Stored data —
_ _ _ _
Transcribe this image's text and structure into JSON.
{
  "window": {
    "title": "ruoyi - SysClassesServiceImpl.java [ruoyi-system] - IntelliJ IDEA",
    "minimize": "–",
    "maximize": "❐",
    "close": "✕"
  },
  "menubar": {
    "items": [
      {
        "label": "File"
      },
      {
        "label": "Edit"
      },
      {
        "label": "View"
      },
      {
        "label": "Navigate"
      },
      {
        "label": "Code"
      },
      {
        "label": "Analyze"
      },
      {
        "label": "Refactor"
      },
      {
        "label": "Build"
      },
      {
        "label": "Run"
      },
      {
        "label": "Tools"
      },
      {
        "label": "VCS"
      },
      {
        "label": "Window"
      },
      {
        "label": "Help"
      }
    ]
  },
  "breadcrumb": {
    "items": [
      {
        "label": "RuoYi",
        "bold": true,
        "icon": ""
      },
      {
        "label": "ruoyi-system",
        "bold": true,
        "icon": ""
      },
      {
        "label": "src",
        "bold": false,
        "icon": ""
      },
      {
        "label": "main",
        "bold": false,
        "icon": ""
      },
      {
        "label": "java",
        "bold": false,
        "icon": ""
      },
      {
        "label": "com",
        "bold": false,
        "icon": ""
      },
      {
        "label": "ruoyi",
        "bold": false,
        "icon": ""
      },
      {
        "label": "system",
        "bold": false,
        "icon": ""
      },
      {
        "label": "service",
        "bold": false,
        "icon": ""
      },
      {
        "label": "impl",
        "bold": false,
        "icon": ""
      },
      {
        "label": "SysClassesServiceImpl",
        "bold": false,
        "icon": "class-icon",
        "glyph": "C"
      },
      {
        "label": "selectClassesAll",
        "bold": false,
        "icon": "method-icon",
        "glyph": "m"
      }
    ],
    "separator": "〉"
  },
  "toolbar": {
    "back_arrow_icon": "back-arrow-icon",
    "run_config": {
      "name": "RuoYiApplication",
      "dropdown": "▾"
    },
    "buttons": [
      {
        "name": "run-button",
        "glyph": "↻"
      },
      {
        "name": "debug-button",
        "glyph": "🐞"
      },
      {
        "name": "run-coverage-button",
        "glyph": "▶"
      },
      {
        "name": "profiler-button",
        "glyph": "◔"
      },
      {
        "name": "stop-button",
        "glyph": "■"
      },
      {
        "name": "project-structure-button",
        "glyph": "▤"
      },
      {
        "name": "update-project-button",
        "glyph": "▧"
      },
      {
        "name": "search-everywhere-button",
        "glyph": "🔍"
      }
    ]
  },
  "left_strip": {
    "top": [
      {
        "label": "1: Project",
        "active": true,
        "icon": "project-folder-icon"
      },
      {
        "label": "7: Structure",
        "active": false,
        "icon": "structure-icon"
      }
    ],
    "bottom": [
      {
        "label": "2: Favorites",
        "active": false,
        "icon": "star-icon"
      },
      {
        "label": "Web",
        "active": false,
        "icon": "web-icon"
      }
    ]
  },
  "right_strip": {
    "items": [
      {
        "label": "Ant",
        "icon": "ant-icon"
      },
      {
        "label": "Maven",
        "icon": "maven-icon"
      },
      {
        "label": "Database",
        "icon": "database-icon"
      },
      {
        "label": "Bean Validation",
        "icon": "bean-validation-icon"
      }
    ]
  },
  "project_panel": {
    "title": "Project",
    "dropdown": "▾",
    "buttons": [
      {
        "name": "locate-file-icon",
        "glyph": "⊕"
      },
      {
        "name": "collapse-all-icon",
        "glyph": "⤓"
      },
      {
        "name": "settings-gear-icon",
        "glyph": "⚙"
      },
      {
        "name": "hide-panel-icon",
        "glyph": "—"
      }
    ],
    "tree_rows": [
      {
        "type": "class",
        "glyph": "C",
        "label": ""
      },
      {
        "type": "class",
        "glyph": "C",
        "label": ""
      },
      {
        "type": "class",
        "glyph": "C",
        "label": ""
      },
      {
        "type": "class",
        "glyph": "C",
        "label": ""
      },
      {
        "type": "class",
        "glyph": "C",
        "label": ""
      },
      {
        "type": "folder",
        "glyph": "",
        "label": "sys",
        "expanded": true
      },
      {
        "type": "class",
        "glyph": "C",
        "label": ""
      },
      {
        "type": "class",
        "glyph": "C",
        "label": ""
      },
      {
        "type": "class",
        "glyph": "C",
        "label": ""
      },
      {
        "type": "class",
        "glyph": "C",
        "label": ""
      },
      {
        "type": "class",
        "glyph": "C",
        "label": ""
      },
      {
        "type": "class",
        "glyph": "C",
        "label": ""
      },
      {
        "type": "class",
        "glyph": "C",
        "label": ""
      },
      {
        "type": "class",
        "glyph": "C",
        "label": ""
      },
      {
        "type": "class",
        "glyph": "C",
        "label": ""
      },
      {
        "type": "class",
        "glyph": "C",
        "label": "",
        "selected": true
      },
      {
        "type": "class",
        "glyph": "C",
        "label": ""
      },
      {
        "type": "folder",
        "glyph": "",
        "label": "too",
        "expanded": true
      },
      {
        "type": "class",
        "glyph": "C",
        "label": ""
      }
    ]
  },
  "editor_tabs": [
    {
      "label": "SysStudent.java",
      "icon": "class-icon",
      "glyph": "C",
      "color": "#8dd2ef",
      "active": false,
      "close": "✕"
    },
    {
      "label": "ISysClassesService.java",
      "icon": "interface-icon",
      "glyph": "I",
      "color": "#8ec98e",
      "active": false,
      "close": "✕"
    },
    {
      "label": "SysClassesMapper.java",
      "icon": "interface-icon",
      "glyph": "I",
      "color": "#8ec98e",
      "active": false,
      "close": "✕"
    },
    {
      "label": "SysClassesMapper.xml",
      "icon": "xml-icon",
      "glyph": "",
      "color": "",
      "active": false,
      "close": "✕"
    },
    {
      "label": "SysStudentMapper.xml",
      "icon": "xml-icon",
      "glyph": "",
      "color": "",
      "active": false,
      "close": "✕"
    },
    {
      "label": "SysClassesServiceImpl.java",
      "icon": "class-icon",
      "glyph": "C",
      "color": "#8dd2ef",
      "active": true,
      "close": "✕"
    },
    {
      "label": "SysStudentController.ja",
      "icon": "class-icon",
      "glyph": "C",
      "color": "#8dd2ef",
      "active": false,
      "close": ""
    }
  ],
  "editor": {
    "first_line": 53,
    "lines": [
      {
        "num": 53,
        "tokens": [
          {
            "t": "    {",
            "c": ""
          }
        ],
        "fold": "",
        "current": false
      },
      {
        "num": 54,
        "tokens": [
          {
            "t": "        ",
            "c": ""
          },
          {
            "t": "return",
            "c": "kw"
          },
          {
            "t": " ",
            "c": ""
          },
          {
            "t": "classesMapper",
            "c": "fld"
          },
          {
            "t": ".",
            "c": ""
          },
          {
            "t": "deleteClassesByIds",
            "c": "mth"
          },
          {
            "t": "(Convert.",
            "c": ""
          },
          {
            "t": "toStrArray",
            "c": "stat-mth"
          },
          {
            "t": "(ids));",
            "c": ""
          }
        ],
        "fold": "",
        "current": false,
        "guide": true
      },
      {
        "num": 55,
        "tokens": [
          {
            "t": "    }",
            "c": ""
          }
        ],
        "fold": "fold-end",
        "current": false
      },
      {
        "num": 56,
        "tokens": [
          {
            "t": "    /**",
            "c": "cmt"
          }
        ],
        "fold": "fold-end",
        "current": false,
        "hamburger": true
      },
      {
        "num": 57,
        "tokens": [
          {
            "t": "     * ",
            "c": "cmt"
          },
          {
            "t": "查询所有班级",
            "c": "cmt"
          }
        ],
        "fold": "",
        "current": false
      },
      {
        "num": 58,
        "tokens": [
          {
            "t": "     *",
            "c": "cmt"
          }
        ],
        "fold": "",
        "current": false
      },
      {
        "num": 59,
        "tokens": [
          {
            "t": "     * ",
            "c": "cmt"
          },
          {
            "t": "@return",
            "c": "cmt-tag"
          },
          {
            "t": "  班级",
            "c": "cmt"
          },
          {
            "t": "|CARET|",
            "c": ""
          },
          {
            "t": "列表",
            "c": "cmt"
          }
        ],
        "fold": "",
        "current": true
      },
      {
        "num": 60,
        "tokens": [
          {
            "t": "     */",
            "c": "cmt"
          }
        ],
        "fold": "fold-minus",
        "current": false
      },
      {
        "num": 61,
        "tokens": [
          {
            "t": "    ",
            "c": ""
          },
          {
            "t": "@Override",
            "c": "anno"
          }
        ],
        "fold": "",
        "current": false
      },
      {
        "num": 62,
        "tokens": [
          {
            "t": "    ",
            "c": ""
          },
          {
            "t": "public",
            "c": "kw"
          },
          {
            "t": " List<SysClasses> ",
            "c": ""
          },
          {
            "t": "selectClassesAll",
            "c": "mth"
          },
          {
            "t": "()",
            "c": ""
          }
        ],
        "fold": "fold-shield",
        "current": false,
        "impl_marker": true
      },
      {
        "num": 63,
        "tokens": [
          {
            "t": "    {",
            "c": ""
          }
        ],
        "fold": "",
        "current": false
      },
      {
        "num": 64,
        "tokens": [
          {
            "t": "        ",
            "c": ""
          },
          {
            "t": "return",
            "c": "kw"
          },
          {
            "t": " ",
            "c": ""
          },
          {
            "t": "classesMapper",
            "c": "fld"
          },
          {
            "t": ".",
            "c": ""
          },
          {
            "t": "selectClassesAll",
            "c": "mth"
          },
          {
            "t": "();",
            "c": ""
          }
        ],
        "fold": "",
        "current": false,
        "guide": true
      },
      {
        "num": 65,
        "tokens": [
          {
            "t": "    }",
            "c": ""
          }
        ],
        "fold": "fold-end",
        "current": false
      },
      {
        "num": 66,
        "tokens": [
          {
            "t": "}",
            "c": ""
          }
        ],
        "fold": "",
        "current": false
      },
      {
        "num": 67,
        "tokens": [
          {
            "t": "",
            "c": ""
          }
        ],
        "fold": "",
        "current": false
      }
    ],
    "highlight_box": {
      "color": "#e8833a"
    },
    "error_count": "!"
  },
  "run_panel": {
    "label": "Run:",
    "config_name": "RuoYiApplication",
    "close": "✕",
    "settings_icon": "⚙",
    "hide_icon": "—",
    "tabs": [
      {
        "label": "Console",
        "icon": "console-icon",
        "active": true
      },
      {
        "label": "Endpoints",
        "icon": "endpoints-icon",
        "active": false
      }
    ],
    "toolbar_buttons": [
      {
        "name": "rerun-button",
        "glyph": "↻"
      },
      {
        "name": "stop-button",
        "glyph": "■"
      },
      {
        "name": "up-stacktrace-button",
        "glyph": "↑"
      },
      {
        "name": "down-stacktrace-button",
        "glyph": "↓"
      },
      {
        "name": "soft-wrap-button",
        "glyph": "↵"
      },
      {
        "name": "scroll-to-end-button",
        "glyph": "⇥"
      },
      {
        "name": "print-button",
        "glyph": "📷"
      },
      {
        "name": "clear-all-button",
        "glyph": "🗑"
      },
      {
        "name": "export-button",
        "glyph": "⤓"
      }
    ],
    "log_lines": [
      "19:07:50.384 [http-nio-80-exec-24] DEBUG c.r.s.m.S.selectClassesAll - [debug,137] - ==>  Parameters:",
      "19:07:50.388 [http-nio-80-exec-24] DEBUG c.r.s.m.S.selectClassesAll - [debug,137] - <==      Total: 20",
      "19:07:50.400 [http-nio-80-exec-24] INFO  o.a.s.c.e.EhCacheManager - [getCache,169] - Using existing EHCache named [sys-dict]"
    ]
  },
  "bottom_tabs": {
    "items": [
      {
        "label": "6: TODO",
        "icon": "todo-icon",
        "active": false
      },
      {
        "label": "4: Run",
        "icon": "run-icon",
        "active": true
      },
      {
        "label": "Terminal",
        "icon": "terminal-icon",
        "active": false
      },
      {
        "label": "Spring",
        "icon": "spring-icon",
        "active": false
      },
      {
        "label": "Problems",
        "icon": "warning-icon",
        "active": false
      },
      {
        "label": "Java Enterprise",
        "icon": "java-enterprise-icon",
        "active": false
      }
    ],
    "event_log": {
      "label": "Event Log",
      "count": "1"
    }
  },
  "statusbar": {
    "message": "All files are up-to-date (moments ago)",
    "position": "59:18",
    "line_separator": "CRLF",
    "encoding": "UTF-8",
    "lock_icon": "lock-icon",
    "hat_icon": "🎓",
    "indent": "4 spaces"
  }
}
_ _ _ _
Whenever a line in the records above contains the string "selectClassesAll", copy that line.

Exercise output —
        "label": "selectClassesAll",
            "t": "selectClassesAll",
            "t": "selectClassesAll",
      "19:07:50.384 [http-nio-80-exec-24] DEBUG c.r.s.m.S.selectClassesAll - [debug,137] - ==>  Parameters:",
      "19:07:50.388 [http-nio-80-exec-24] DEBUG c.r.s.m.S.selectClassesAll - [debug,137] - <==      Total: 20",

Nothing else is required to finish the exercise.